In the records below, find the line that holds "Parse this screenshot: output". Restate it and every later line exactly, stopping at the end and skipping pictures.

Web page and app entries

■ ■ ■

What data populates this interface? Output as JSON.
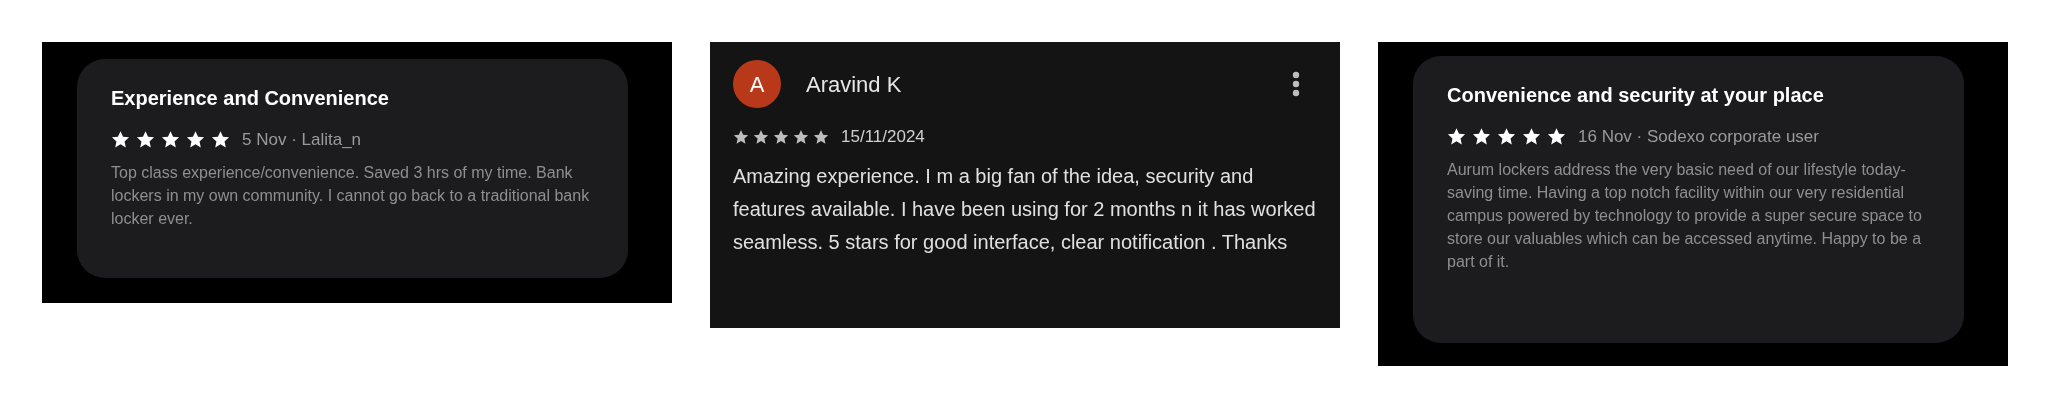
{
  "reviews": [
    {
      "kind": "card",
      "title": "Experience and Convenience",
      "stars": 5,
      "meta": "5 Nov · Lalita_n",
      "body": "Top class experience/convenience. Saved 3 hrs of my time. Bank lockers in my own community. I cannot go back to a traditional bank locker ever."
    },
    {
      "kind": "plain",
      "avatar": "A",
      "name": "Aravind K",
      "stars": 5,
      "meta": "15/11/2024",
      "body": "Amazing experience. I m a big fan of the idea, security and features available. I have been using for 2 months n it has worked seamless. 5 stars for good interface, clear notification . Thanks"
    },
    {
      "kind": "card",
      "title": "Convenience and security at your place",
      "stars": 5,
      "meta": "16 Nov · Sodexo corporate user",
      "body": "Aurum lockers address the very basic need of our lifestyle today- saving time. Having a top notch facility within our very residential campus powered by technology to provide a super secure space to store our valuables which can be accessed anytime. Happy to be a part of it."
    }
  ]
}
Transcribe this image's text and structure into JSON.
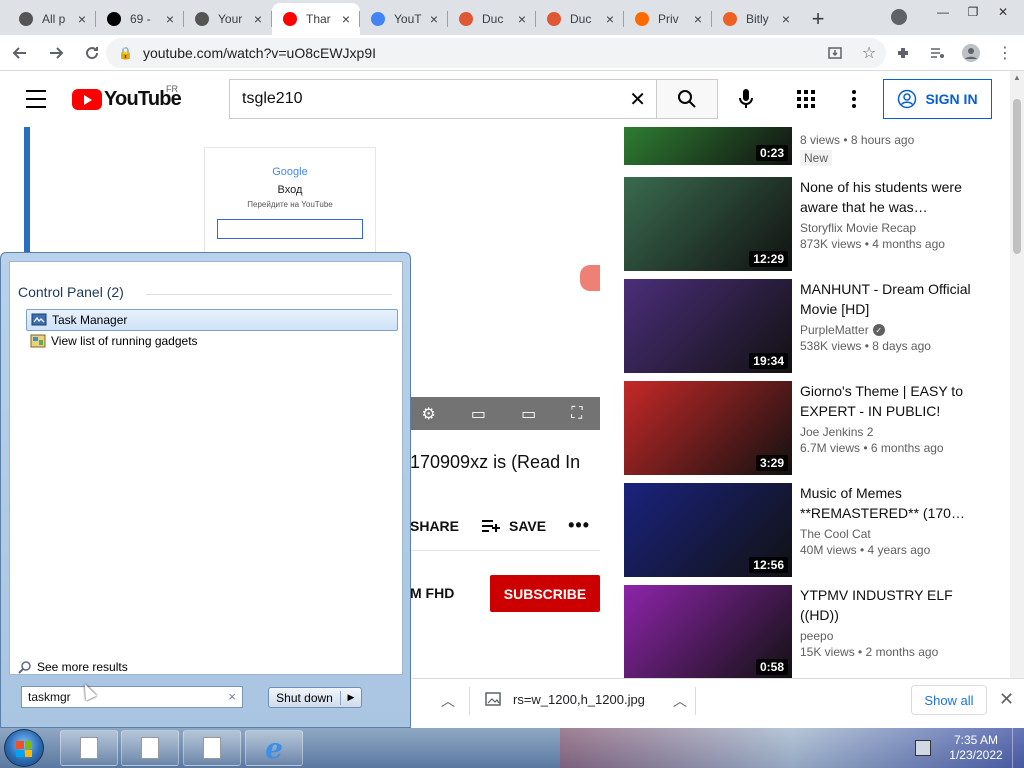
{
  "browser": {
    "tabs": [
      {
        "title": "All p",
        "icon": "tor-icon"
      },
      {
        "title": "69 -",
        "icon": "wikipedia-icon"
      },
      {
        "title": "Your",
        "icon": "tor-icon"
      },
      {
        "title": "Thar",
        "icon": "youtube-icon",
        "active": true
      },
      {
        "title": "YouT",
        "icon": "google-icon"
      },
      {
        "title": "Duc",
        "icon": "duckduckgo-icon"
      },
      {
        "title": "Duc",
        "icon": "duck-icon"
      },
      {
        "title": "Priv",
        "icon": "privacy-icon"
      },
      {
        "title": "Bitly",
        "icon": "bitly-icon"
      }
    ],
    "close_glyph": "×",
    "new_tab_glyph": "+",
    "url": "youtube.com/watch?v=uO8cEWJxp9I",
    "window_controls": [
      "—",
      "❐",
      "✕"
    ]
  },
  "youtube": {
    "logo_text": "YouTube",
    "country_code": "FR",
    "search_value": "tsgle210",
    "signin_label": "SIGN IN",
    "video_title_partial": "170909xz is (Read In",
    "actions": {
      "share": "SHARE",
      "save": "SAVE",
      "more": "•••"
    },
    "channel_partial": "M FHD",
    "subscribe_label": "SUBSCRIBE",
    "player_login": {
      "brand": "Google",
      "heading": "Вход",
      "sub": "Перейдите на YouTube"
    },
    "recommendations": [
      {
        "title": "",
        "channel": "",
        "stats": "8 views • 8 hours ago",
        "duration": "0:23",
        "badge": "New",
        "thumb_color": "#2e7d32"
      },
      {
        "title": "None of his students were aware that he was…",
        "channel": "Storyflix Movie Recap",
        "stats": "873K views • 4 months ago",
        "duration": "12:29",
        "badge": "",
        "thumb_color": "#3a6b4f"
      },
      {
        "title": "MANHUNT - Dream Official Movie [HD]",
        "channel": "PurpleMatter",
        "verified": true,
        "stats": "538K views • 8 days ago",
        "duration": "19:34",
        "badge": "",
        "thumb_color": "#4b2e7a"
      },
      {
        "title": "Giorno's Theme | EASY to EXPERT - IN PUBLIC!",
        "channel": "Joe Jenkins 2",
        "stats": "6.7M views • 6 months ago",
        "duration": "3:29",
        "badge": "",
        "thumb_color": "#c62828"
      },
      {
        "title": "Music of Memes **REMASTERED** (170…",
        "channel": "The Cool Cat",
        "stats": "40M views • 4 years ago",
        "duration": "12:56",
        "badge": "",
        "thumb_color": "#1a237e"
      },
      {
        "title": "YTPMV INDUSTRY ELF ((HD))",
        "channel": "peepo",
        "stats": "15K views • 2 months ago",
        "duration": "0:58",
        "badge": "",
        "thumb_color": "#8e24aa"
      }
    ]
  },
  "downloads": {
    "file_name": "rs=w_1200,h_1200.jpg",
    "show_all": "Show all",
    "close": "✕"
  },
  "start_menu": {
    "group_header": "Control Panel (2)",
    "results": [
      "Task Manager",
      "View list of running gadgets"
    ],
    "see_more": "See more results",
    "search_value": "taskmgr",
    "search_clear": "×",
    "shutdown_label": "Shut down",
    "shutdown_arrow": "▶"
  },
  "taskbar": {
    "time": "7:35 AM",
    "date": "1/23/2022"
  }
}
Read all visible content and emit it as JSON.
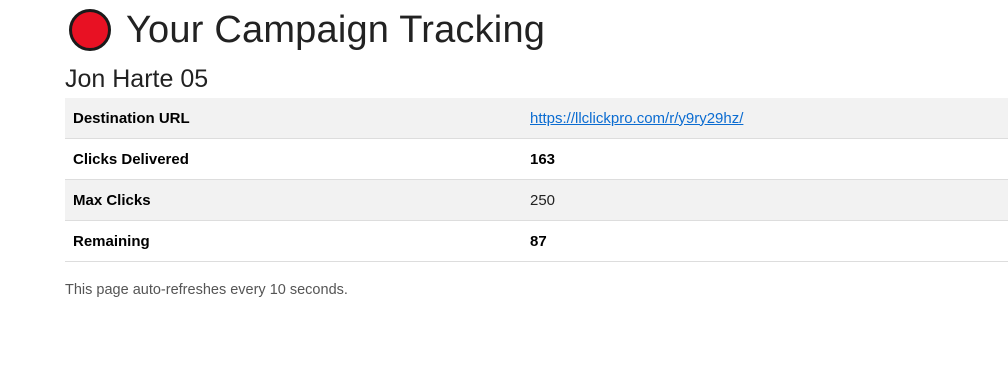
{
  "header": {
    "status_color": "#e81123",
    "title": "Your Campaign Tracking",
    "campaign_name": "Jon Harte 05"
  },
  "stats": {
    "destination_url_label": "Destination URL",
    "destination_url_value": "https://llclickpro.com/r/y9ry29hz/",
    "clicks_delivered_label": "Clicks Delivered",
    "clicks_delivered_value": "163",
    "max_clicks_label": "Max Clicks",
    "max_clicks_value": "250",
    "remaining_label": "Remaining",
    "remaining_value": "87"
  },
  "footer": {
    "refresh_note": "This page auto-refreshes every 10 seconds."
  }
}
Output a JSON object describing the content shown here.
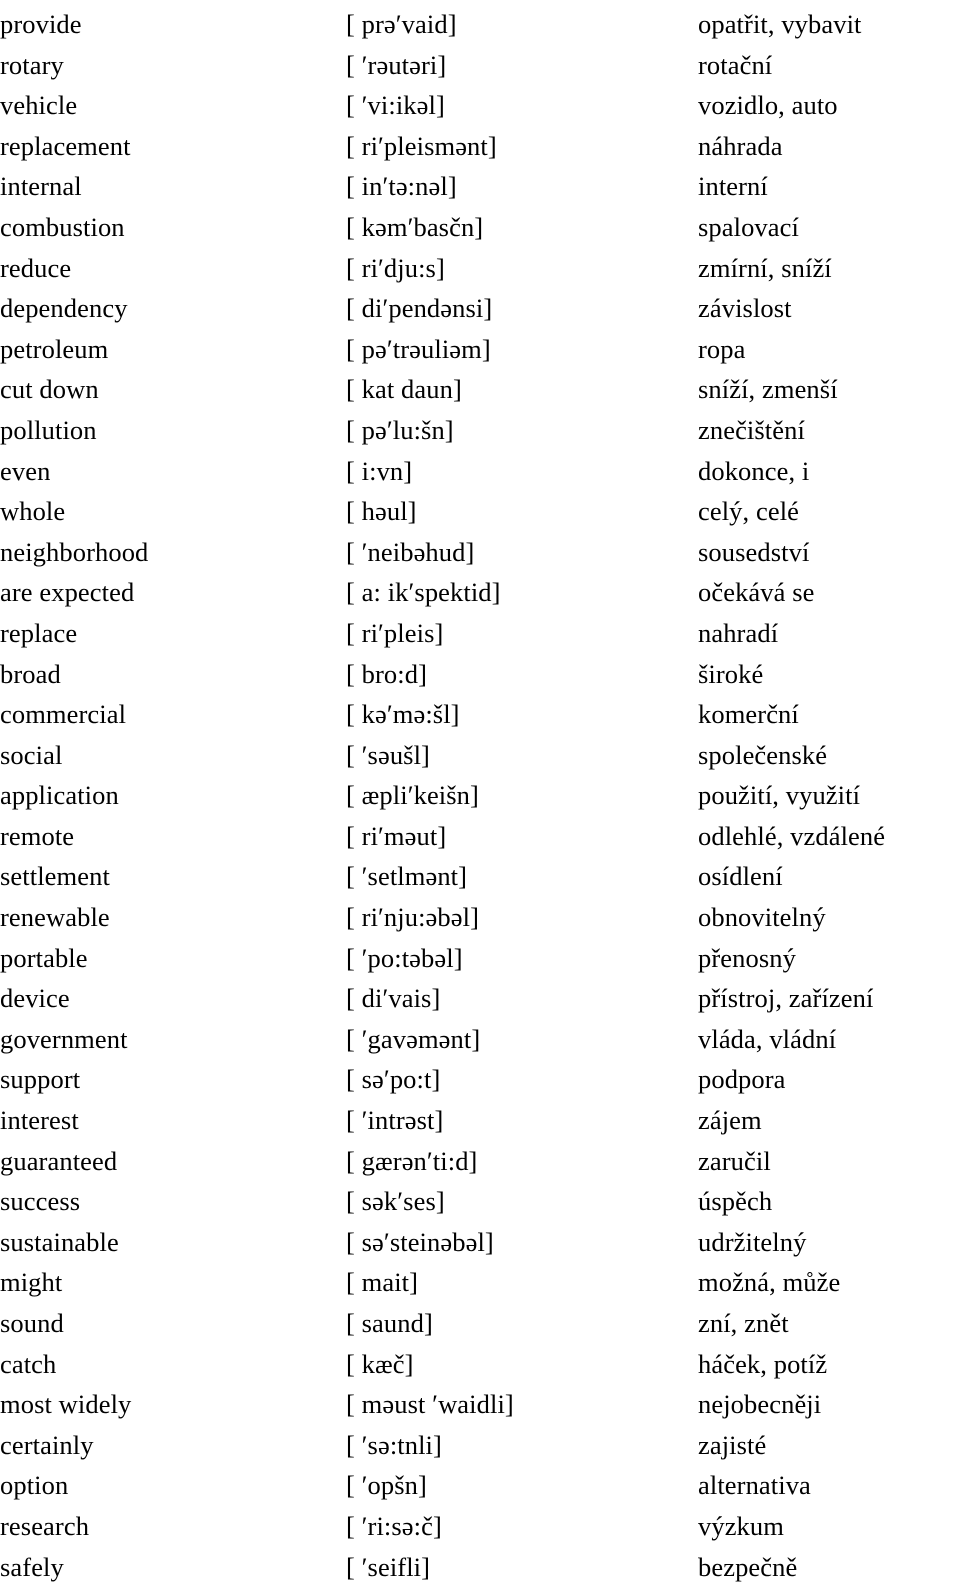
{
  "document": {
    "type": "vocabulary-list",
    "columns": [
      "word",
      "phonetic",
      "translation"
    ],
    "language_pair": "English – Czech",
    "row_count": 38
  },
  "rows": [
    {
      "word": "provide",
      "phonetic": "[ prə′vaid]",
      "translation": "opatřit, vybavit"
    },
    {
      "word": "rotary",
      "phonetic": "[ ′rəutəri]",
      "translation": "rotační"
    },
    {
      "word": "vehicle",
      "phonetic": "[ ′vi:ikəl]",
      "translation": "vozidlo, auto"
    },
    {
      "word": "replacement",
      "phonetic": "[ ri′pleismənt]",
      "translation": "náhrada"
    },
    {
      "word": "internal",
      "phonetic": "[ in′tə:nəl]",
      "translation": "interní"
    },
    {
      "word": "combustion",
      "phonetic": "[ kəm′basčn]",
      "translation": "spalovací"
    },
    {
      "word": "reduce",
      "phonetic": "[ ri′dju:s]",
      "translation": "zmírní, sníží"
    },
    {
      "word": "dependency",
      "phonetic": "[ di′pendənsi]",
      "translation": "závislost"
    },
    {
      "word": "petroleum",
      "phonetic": "[ pə′trəuliəm]",
      "translation": "ropa"
    },
    {
      "word": "cut down",
      "phonetic": "[ kat daun]",
      "translation": "sníží, zmenší"
    },
    {
      "word": "pollution",
      "phonetic": "[ pə′lu:šn]",
      "translation": "znečištění"
    },
    {
      "word": "even",
      "phonetic": "[ i:vn]",
      "translation": "dokonce, i"
    },
    {
      "word": "whole",
      "phonetic": "[ həul]",
      "translation": "celý, celé"
    },
    {
      "word": "neighborhood",
      "phonetic": "[ ′neibəhud]",
      "translation": "sousedství"
    },
    {
      "word": "are expected",
      "phonetic": "[ a: ik′spektid]",
      "translation": "očekává se"
    },
    {
      "word": "replace",
      "phonetic": "[ ri′pleis]",
      "translation": "nahradí"
    },
    {
      "word": "broad",
      "phonetic": "[ bro:d]",
      "translation": "široké"
    },
    {
      "word": "commercial",
      "phonetic": "[ kə′mə:šl]",
      "translation": "komerční"
    },
    {
      "word": "social",
      "phonetic": "[ ′səušl]",
      "translation": "společenské"
    },
    {
      "word": "application",
      "phonetic": "[ æpli′keišn]",
      "translation": "použití, využití"
    },
    {
      "word": "remote",
      "phonetic": "[ ri′məut]",
      "translation": "odlehlé, vzdálené"
    },
    {
      "word": "settlement",
      "phonetic": "[ ′setlmənt]",
      "translation": "osídlení"
    },
    {
      "word": "renewable",
      "phonetic": "[ ri′nju:əbəl]",
      "translation": "obnovitelný"
    },
    {
      "word": "portable",
      "phonetic": "[ ′po:təbəl]",
      "translation": "přenosný"
    },
    {
      "word": "device",
      "phonetic": "[ di′vais]",
      "translation": "přístroj, zařízení"
    },
    {
      "word": "government",
      "phonetic": "[ ′gavəmənt]",
      "translation": "vláda, vládní"
    },
    {
      "word": "support",
      "phonetic": "[ sə′po:t]",
      "translation": "podpora"
    },
    {
      "word": "interest",
      "phonetic": "[ ′intrəst]",
      "translation": "zájem"
    },
    {
      "word": "guaranteed",
      "phonetic": "[ gærən′ti:d]",
      "translation": "zaručil"
    },
    {
      "word": "success",
      "phonetic": "[ sək′ses]",
      "translation": "úspěch"
    },
    {
      "word": "sustainable",
      "phonetic": "[ sə′steinəbəl]",
      "translation": "udržitelný"
    },
    {
      "word": "might",
      "phonetic": "[ mait]",
      "translation": "možná, může"
    },
    {
      "word": "sound",
      "phonetic": "[ saund]",
      "translation": "zní, znět"
    },
    {
      "word": "catch",
      "phonetic": "[ kæč]",
      "translation": "háček, potíž"
    },
    {
      "word": "most widely",
      "phonetic": "[ məust ′waidli]",
      "translation": "nejobecněji"
    },
    {
      "word": "certainly",
      "phonetic": "[ ′sə:tnli]",
      "translation": "zajisté"
    },
    {
      "word": "option",
      "phonetic": "[ ′opšn]",
      "translation": "alternativa"
    },
    {
      "word": "research",
      "phonetic": "[ ′ri:sə:č]",
      "translation": "výzkum"
    },
    {
      "word": "safely",
      "phonetic": "[ ′seifli]",
      "translation": "bezpečně"
    }
  ]
}
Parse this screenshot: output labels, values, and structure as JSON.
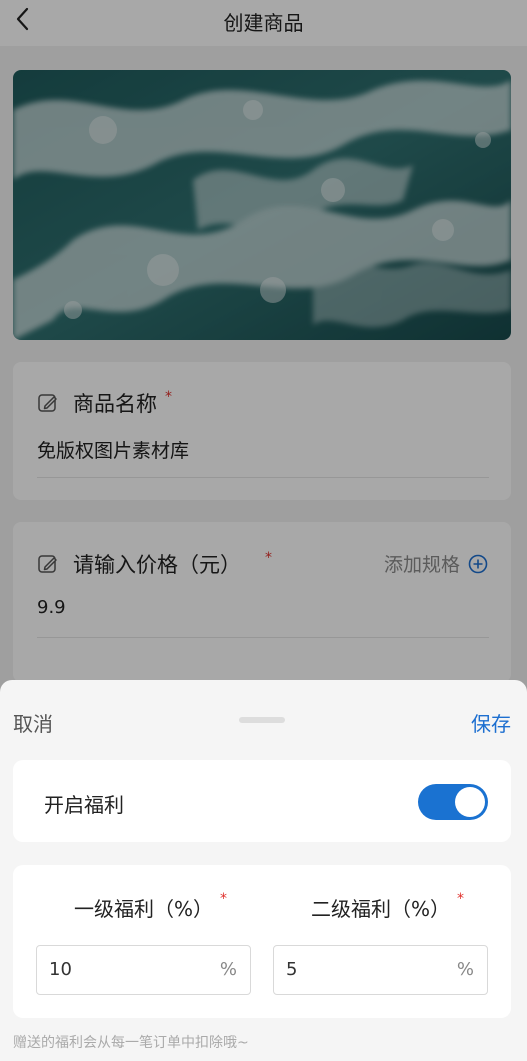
{
  "header": {
    "title": "创建商品",
    "back_icon": "chevron-left-icon"
  },
  "product_image": {
    "description_icon": "ocean-waves-image"
  },
  "name_field": {
    "label": "商品名称",
    "required_mark": "*",
    "value": "免版权图片素材库",
    "icon": "edit-icon"
  },
  "price_field": {
    "label": "请输入价格（元）",
    "required_mark": "*",
    "value": "9.9",
    "icon": "edit-icon",
    "add_spec_label": "添加规格",
    "add_spec_icon": "plus-circle-icon"
  },
  "sheet": {
    "cancel_label": "取消",
    "save_label": "保存",
    "accent_color": "#1d6fd0",
    "toggle_label": "开启福利",
    "toggle_on": true,
    "benefits": [
      {
        "title": "一级福利（%）",
        "required_mark": "*",
        "value": "10",
        "suffix": "%"
      },
      {
        "title": "二级福利（%）",
        "required_mark": "*",
        "value": "5",
        "suffix": "%"
      }
    ],
    "hint": "赠送的福利会从每一笔订单中扣除哦~"
  }
}
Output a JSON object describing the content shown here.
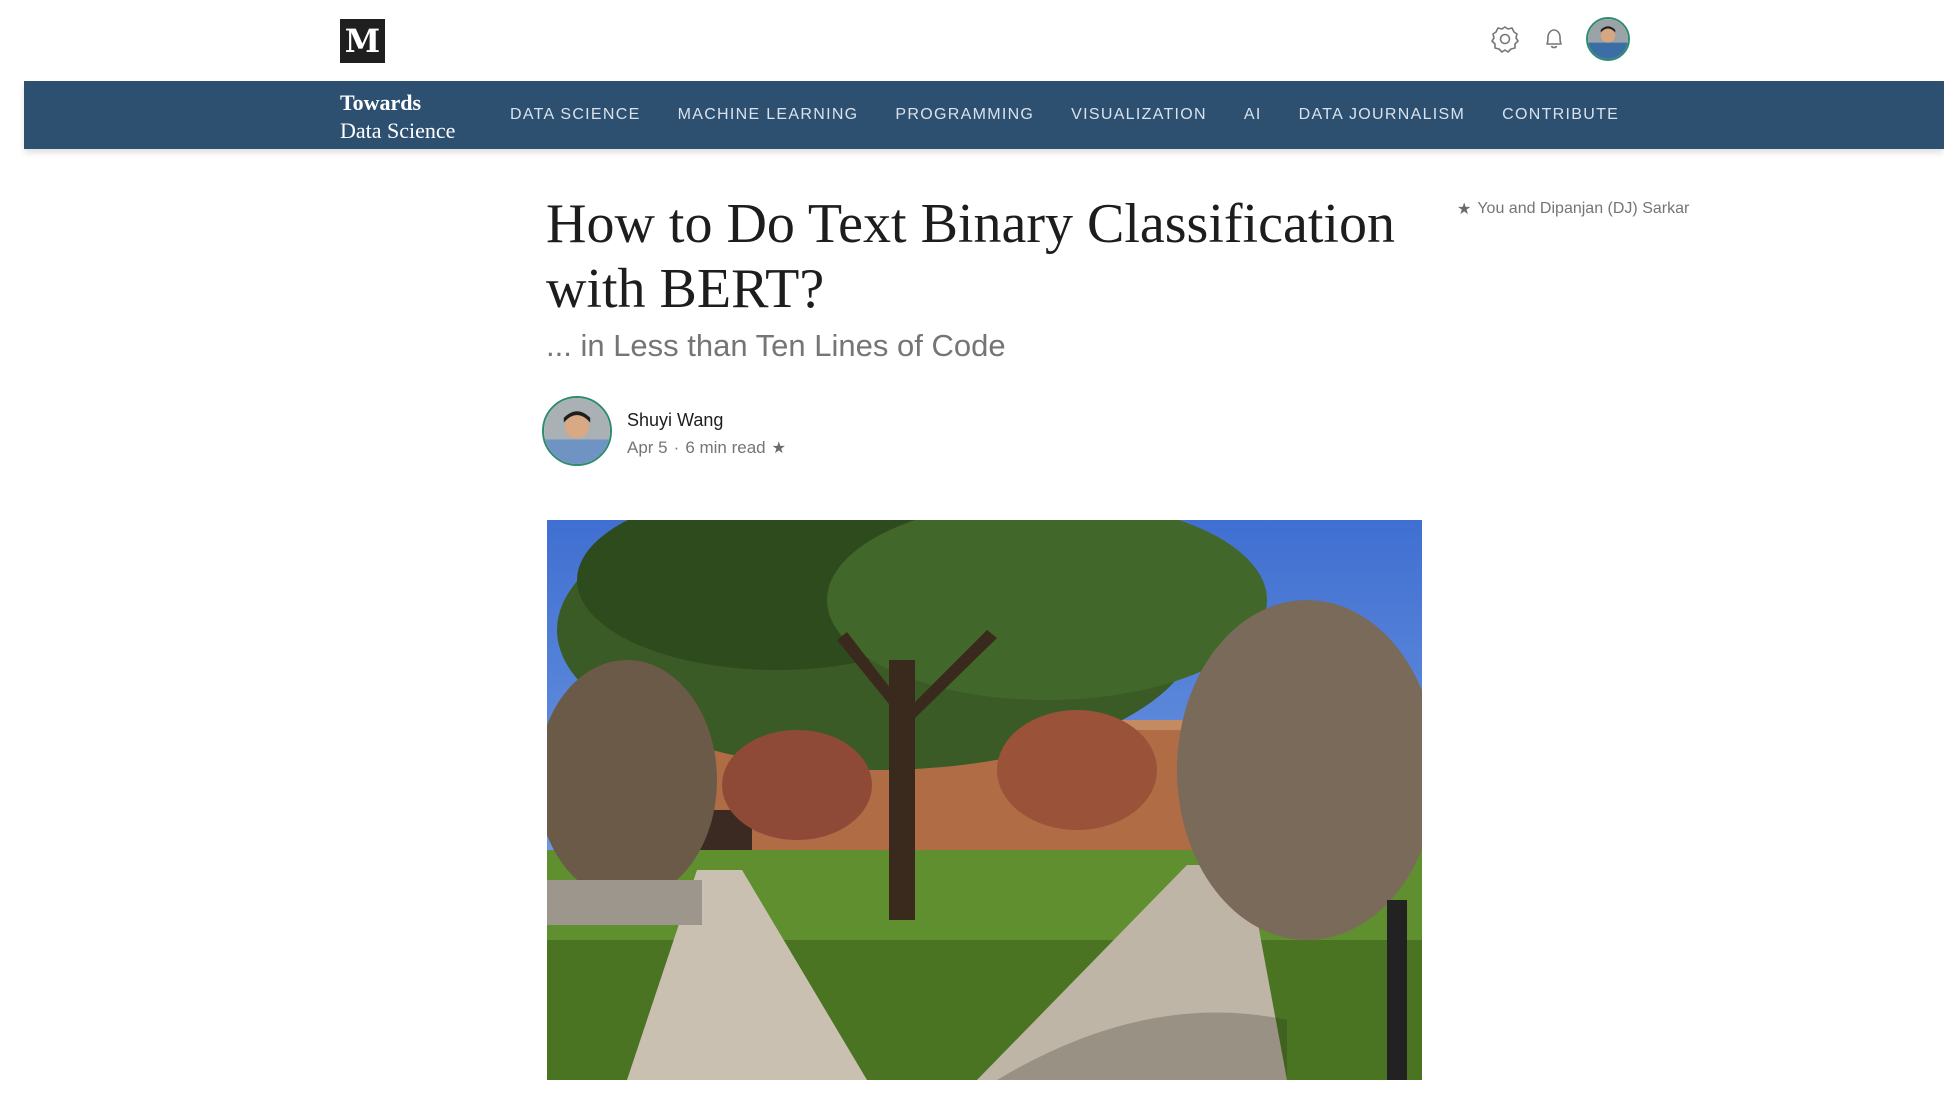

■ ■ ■

_Finished task_
Parse this screenshot: output labels, values, and structure as JSON.
{
  "header": {
    "title": "创建商品",
    "back_icon": "chevron-left-icon"
  },
  "product_image": {
    "description_icon": "ocean-waves-image"
  },
  "name_field": {
    "label": "商品名称",
    "required_mark": "*",
    "value": "免版权图片素材库",
    "icon": "edit-icon"
  },
  "price_field": {
    "label": "请输入价格（元）",
    "required_mark": "*",
    "value": "9.9",
    "icon": "edit-icon",
    "add_spec_label": "添加规格",
    "add_spec_icon": "plus-circle-icon"
  },
  "sheet": {
    "cancel_label": "取消",
    "save_label": "保存",
    "accent_color": "#1d6fd0",
    "toggle_label": "开启福利",
    "toggle_on": true,
    "benefits": [
      {
        "title": "一级福利（%）",
        "required_mark": "*",
        "value": "10",
        "suffix": "%"
      },
      {
        "title": "二级福利（%）",
        "required_mark": "*",
        "value": "5",
        "suffix": "%"
      }
    ],
    "hint": "赠送的福利会从每一笔订单中扣除哦~"
  }
}
Output a JSON object describing the content shown here.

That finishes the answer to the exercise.